[Opening Data listing section]

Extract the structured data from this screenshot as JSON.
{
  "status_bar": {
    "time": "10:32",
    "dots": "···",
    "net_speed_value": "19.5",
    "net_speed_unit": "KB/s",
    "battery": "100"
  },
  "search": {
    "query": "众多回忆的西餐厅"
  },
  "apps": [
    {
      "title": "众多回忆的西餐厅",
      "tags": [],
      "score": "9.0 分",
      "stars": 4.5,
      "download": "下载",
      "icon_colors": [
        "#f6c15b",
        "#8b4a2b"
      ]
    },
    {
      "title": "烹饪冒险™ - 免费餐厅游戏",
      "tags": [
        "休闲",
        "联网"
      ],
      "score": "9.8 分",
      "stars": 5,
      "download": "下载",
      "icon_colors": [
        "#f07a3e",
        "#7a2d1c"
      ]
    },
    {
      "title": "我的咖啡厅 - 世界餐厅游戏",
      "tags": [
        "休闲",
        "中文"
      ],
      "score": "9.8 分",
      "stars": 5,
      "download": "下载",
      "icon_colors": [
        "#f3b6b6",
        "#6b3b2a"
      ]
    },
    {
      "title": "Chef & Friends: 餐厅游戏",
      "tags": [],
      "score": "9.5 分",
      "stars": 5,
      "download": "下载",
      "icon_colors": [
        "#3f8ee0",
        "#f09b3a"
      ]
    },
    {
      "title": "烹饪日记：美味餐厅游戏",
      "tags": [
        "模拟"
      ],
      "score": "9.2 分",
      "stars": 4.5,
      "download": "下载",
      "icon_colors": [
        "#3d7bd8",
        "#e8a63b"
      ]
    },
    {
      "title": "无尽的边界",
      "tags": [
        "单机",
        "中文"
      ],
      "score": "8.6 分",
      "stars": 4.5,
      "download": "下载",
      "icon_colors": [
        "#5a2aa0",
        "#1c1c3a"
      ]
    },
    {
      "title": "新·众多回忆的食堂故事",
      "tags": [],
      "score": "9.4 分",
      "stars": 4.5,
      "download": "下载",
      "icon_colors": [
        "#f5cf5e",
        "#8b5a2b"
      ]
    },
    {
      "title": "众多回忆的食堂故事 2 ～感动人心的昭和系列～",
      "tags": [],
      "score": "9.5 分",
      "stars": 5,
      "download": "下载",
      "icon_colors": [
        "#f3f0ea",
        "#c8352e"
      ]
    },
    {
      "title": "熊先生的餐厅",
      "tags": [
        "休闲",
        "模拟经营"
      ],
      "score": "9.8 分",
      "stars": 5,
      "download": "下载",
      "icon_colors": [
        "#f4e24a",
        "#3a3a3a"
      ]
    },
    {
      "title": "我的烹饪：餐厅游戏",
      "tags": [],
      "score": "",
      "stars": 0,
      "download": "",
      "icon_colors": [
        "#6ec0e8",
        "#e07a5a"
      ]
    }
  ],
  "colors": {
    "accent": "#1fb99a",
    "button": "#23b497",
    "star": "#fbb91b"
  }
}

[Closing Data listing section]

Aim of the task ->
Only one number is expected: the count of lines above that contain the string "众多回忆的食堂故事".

Answer for this exercise ->
2